CHICAGO (February 24, 2014) The government's largest study of Hispanics' health is focused on why Hispanics live longer than other Americans, but the first results suggest that trend might be in jeopardy, especially among certain groups.
Overall, high rates of high blood pressure, obesity and diabetes were found, especially among older adults, but troubling signs were seen among younger Hispanics, who were the least likely to have diabetes under treatment and well controlled.
Hispanics from Puerto Rico and Cuba were among the unhealthiest whlie those from South America were among the healthiest.
The landmark study has followed more than 16,000 Hispanics since 2008.
The initial results released Monday reveal a diverse group whose health habits depend in part on how long they've lived in the United States.
“Although Hispanics represent one out of every 6 people in the U.S., our knowledge about Hispanic health has been limited,” said Larissa Avilés-Santa, M.D., a medical officer in the Division of Cardiovascular Sciences at the National Heart, Lung, and Blood Institute, part of the National Institutes of Health, and project officer of the HCHS/SOL.

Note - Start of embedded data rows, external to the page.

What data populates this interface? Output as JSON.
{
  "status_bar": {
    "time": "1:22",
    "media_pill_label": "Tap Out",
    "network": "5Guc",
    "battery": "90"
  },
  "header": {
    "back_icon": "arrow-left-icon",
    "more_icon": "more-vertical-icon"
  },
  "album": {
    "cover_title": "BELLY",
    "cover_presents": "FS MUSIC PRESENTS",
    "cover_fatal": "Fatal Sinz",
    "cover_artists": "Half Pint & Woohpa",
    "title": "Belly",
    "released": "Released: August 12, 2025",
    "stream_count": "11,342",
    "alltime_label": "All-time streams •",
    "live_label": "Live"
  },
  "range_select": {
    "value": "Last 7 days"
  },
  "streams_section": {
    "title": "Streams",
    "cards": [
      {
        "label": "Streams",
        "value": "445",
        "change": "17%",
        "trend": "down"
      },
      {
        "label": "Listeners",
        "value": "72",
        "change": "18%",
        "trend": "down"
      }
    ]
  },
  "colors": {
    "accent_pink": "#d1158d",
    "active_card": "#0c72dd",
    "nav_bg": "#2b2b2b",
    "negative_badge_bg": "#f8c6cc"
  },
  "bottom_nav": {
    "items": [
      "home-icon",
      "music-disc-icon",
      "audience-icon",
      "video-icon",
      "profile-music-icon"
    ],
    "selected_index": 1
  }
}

“These detailed findings provide a foundation to address questions about the health of the U.S. Hispanic/Latino population and a critical understanding of risk factors that could lead to improved health in all communities.